# EXERCISE INSTRUCTIONS
Go through the listing beneath and show each line containing the string "handle".

[[ PROVIDED MATERIAL open ]]

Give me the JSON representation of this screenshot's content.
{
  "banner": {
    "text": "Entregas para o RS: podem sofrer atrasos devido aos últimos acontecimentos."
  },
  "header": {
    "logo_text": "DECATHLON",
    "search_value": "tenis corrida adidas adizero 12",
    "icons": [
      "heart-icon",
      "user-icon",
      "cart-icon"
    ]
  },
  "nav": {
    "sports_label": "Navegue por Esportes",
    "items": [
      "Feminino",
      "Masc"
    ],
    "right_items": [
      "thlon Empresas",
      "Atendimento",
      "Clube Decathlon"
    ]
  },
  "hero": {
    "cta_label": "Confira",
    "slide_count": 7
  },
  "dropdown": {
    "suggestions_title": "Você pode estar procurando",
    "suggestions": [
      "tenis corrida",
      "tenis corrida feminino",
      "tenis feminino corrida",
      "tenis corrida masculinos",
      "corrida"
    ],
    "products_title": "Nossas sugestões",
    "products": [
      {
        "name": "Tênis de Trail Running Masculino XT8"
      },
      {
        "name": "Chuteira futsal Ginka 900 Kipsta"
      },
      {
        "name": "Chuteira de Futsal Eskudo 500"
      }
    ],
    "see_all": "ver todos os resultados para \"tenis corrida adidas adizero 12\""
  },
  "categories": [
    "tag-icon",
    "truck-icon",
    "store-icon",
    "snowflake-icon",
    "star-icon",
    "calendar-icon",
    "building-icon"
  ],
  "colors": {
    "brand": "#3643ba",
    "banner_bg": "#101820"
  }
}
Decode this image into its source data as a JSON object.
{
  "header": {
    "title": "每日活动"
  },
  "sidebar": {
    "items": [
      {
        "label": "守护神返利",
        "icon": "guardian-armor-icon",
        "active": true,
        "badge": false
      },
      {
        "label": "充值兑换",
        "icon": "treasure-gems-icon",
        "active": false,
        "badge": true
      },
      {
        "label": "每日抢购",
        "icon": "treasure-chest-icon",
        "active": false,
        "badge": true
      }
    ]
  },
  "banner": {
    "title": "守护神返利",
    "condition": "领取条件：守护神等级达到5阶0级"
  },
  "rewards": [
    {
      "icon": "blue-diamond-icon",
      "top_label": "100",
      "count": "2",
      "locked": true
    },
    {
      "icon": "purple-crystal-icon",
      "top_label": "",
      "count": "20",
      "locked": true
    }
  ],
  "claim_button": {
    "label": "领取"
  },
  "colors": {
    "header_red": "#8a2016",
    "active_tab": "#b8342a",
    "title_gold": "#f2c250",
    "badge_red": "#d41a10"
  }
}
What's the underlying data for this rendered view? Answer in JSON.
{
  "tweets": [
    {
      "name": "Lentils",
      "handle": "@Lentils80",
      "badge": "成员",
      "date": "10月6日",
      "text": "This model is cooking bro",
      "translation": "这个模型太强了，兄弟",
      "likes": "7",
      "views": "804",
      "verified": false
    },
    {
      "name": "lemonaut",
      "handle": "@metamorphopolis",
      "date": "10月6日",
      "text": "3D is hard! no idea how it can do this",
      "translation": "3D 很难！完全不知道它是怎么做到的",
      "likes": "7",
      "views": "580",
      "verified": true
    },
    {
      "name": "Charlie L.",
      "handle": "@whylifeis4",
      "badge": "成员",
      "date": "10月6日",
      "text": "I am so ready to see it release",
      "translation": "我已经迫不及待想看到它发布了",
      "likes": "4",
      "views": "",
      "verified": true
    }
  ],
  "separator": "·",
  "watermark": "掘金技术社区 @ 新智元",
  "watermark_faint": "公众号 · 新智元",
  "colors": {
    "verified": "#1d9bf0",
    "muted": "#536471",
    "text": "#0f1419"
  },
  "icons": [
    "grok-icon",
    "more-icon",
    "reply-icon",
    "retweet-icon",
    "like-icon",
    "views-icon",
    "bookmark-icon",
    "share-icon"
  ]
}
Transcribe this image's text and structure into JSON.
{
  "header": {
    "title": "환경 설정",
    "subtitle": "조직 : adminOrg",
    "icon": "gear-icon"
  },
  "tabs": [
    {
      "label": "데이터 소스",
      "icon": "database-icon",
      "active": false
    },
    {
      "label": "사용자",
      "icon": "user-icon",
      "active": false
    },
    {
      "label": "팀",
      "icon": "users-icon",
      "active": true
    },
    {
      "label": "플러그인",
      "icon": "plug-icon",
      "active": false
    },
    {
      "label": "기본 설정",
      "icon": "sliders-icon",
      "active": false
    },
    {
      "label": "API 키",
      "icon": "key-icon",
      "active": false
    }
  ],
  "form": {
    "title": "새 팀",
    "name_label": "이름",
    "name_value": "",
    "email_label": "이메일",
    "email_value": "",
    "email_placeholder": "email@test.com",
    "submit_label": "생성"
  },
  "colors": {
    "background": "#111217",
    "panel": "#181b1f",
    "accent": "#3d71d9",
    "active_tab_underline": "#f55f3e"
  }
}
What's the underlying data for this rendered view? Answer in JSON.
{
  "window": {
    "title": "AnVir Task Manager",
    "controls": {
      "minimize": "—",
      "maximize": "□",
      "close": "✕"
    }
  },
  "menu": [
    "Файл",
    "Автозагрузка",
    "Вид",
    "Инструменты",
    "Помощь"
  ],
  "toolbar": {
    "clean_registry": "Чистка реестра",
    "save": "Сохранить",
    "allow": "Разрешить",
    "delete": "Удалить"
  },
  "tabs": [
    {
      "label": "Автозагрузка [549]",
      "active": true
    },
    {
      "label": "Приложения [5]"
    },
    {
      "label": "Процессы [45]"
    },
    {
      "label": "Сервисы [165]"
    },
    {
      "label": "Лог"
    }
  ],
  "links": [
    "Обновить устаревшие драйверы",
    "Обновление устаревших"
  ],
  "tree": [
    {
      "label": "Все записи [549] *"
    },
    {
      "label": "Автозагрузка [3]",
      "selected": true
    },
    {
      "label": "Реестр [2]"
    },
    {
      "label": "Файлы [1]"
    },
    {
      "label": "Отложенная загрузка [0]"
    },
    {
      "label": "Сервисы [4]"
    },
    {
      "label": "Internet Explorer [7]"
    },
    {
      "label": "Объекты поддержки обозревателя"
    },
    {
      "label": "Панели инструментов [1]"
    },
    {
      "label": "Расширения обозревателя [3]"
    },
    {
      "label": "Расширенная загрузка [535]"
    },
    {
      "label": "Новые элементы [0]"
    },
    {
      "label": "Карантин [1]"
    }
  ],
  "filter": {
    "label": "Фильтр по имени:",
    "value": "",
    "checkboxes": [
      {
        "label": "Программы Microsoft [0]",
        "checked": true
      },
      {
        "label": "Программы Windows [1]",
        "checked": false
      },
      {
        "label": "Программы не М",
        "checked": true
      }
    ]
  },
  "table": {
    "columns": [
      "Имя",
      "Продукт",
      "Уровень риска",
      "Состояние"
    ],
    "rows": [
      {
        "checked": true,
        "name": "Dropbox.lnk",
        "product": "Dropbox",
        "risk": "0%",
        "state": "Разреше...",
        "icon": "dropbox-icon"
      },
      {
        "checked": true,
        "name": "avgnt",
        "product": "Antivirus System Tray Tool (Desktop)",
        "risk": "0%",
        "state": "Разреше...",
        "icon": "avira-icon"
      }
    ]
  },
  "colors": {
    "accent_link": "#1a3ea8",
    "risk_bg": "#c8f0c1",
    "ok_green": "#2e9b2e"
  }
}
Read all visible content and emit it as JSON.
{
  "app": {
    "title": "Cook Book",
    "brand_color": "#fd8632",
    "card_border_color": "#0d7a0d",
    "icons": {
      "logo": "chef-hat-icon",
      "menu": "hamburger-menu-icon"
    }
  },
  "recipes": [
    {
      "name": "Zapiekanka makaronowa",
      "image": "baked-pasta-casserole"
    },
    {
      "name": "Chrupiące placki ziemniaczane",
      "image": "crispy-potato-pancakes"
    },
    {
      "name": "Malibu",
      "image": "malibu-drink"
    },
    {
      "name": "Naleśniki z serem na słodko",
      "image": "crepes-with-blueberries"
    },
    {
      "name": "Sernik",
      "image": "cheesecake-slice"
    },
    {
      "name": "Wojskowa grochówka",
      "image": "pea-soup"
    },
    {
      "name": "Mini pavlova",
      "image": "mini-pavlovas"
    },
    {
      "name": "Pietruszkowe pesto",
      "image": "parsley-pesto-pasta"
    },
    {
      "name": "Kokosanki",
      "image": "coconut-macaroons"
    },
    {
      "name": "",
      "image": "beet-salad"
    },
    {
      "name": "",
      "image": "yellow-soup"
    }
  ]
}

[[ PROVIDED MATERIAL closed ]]

# RESPONSE TO THE EXERCISE
      "handle": "@Lentils80",
      "handle": "@metamorphopolis",
      "handle": "@whylifeis4",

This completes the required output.